In Ontario, the company is investing in the development of wind energy projects and has recently completed its 189 MW wind farm in Northern Ontario, the largest of its kind in Canada.

Last month the company announced that it closed a C$300 million financing deal in connection with its 189-MW Prince Wind Project through a wholly owned subsidiary, Brookfield Power Wind Prince Financial Corporation. Proceeds of the financing will be used to repay the existing construction credit facility for Prince Wind. 

Prince Wind, the largest operating wind farm in Canada with 126 wind turbines situated on nearly 20,000 acres overlooking Lake Superior northwest of Sault Ste. Marie, is capable of producing enough clean, renewable energy to power 40,000 homes annually.

The wind farm was commissioned during the fourth quarter of 2006 and has been fully operational for one year. All the energy produced by Prince Wind is sold to the Ontario Power Authority under long-term power purchase contracts expiring between 2026 and 2028.

Presently Brookfield Power has a number of applications in the southern interior of BC for the testing of wind power. It remains uncertain as to whether there is potential for a full-scale wind farm in the Monashee.

Increasingly, energy from wind farms, like energy from run-of-the-river hydro projects, can be certified as "green." This means it can command a higher price in jurisdictions -- such as certain U.S. states -- where customers wish to purchase this form of energy for environmental reasons or where state governments have mandated that a specific percentage of energy sold within their jurisdictions must be "green."

That's why many of the same private energy developers that have acquired water licences at bargain basement prices have recently been scrambling to acquire land tenures on the very best wind farm sites in B.C.

This fall, the Okanagan Shuswap Land Resource Management Monitoring Committee began an examination of both the public process and the state of applications for independent power generation in the Okanagan Shuswap after it received questions and concerns regarding the future of transmission facilities in the region and the overlapping use of crown land and possible negative environmental impacts of such projects.

It will be interesting to see what’s discovered.

One would hope that logic will prevail and that we can encourage more local sustainable energy sources, while ensuring that local communities will benefit.
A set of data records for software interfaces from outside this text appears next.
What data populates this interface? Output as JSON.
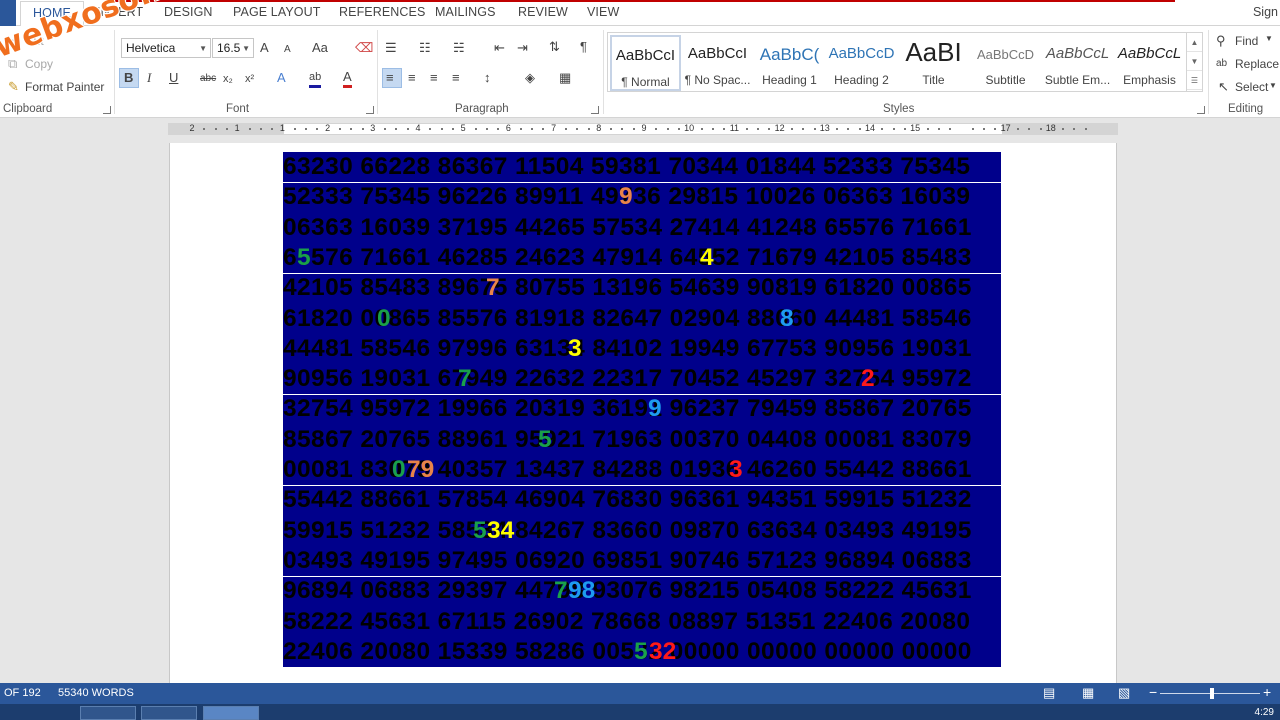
{
  "watermark": "webxoso.net",
  "tabs": {
    "home": "HOME",
    "insert": "INSERT",
    "design": "DESIGN",
    "page_layout": "PAGE LAYOUT",
    "references": "REFERENCES",
    "mailings": "MAILINGS",
    "review": "REVIEW",
    "view": "VIEW",
    "sign_in": "Sign"
  },
  "clipboard": {
    "cut": "Cut",
    "copy": "Copy",
    "format_painter": "Format Painter",
    "label": "Clipboard"
  },
  "font": {
    "name": "Helvetica",
    "size": "16.5",
    "label": "Font",
    "bold": "B",
    "italic": "I",
    "underline": "U",
    "strike": "abc",
    "subscript": "x₂",
    "superscript": "x²",
    "grow": "A",
    "shrink": "A",
    "case": "Aa",
    "text_effects": "A",
    "highlight": "ab",
    "font_color": "A"
  },
  "paragraph": {
    "label": "Paragraph",
    "pilcrow": "¶"
  },
  "styles": {
    "label": "Styles",
    "items": [
      {
        "preview": "AaBbCcI",
        "name": "¶ Normal"
      },
      {
        "preview": "AaBbCcI",
        "name": "¶ No Spac..."
      },
      {
        "preview": "AaBbC(",
        "name": "Heading 1"
      },
      {
        "preview": "AaBbCcD",
        "name": "Heading 2"
      },
      {
        "preview": "AaBI",
        "name": "Title"
      },
      {
        "preview": "AaBbCcD",
        "name": "Subtitle"
      },
      {
        "preview": "AaBbCcL",
        "name": "Subtle Em..."
      },
      {
        "preview": "AaBbCcL",
        "name": "Emphasis"
      }
    ]
  },
  "editing": {
    "find": "Find",
    "replace": "Replace",
    "select": "Select",
    "label": "Editing"
  },
  "ruler": {
    "numbers": [
      "2",
      "1",
      "1",
      "2",
      "3",
      "4",
      "5",
      "6",
      "7",
      "8",
      "9",
      "10",
      "11",
      "12",
      "13",
      "14",
      "15",
      "",
      "17",
      "18"
    ]
  },
  "document": {
    "lines": [
      "63230 66228 86367 11504 59381 70344 01844 52333 75345",
      "52333 75345 96226 89911 49736 29815 10026 06363 16039",
      "06363 16039 37195 44265 57534 27414 41248 65576 71661",
      "65576 71661 46285 24623 47914 64552 71679 42105 85483",
      "42105 85483 89675 80755 13196 54639 90819 61820 00865",
      "61820 00865 85576 81918 82647 02904 88060 44481 58546",
      "44481 58546 97996 63134 84102 19949 67753 90956 19031",
      "90956 19031 67949 22632 22317 70452 45297 32754 95972",
      "32754 95972 19966 20319 36191 96237 79459 85867 20765",
      "85867 20765 88961 95921 71963 00370 04408 00081 83079",
      "00081 83079 40357 13437 84288 01936 46260 55442 88661",
      "55442 88661 57854 46904 76830 96361 94351 59915 51232",
      "59915 51232 58534 84267 83660 09870 63634 03493 49195",
      "03493 49195 97495 06920 69851 90746 57123 96894 06883",
      "96894 06883 29397 44798 93076 98215 05408 58222 45631",
      "58222 45631 67115 26902 78668 08897 51351 22406 20080",
      "22406 20080 15339 58286 00532 00000 00000 00000 00000"
    ],
    "highlights": [
      {
        "text": "9",
        "color": "#e8844a"
      },
      {
        "text": "5",
        "color": "#1aa04a"
      },
      {
        "text": "4",
        "color": "#ffff00"
      },
      {
        "text": "7",
        "color": "#e8844a"
      },
      {
        "text": "0",
        "color": "#1aa04a"
      },
      {
        "text": "8",
        "color": "#1e9bf0"
      },
      {
        "text": "3",
        "color": "#ffff00"
      },
      {
        "text": "7",
        "color": "#1aa04a"
      },
      {
        "text": "2",
        "color": "#ff1a1a"
      },
      {
        "text": "9",
        "color": "#1e9bf0"
      },
      {
        "text": "5",
        "color": "#1aa04a"
      },
      {
        "text": "0",
        "color": "#1aa04a"
      },
      {
        "text": "79",
        "color": "#e8844a"
      },
      {
        "text": "3",
        "color": "#ff1a1a"
      },
      {
        "text": "5",
        "color": "#1aa04a"
      },
      {
        "text": "34",
        "color": "#ffff00"
      },
      {
        "text": "7",
        "color": "#1aa04a"
      },
      {
        "text": "98",
        "color": "#1e9bf0"
      },
      {
        "text": "5",
        "color": "#1aa04a"
      },
      {
        "text": "32",
        "color": "#ff1a1a"
      }
    ]
  },
  "status": {
    "page": "OF 192",
    "words": "55340 WORDS"
  },
  "taskbar": {
    "clock": "4:29"
  },
  "colors": {
    "accent": "#2b579a",
    "table_bg": "#00008b"
  }
}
But probably most important when trying to devise new ways of creating energy, is that we solve our environmental problems without creating new ones.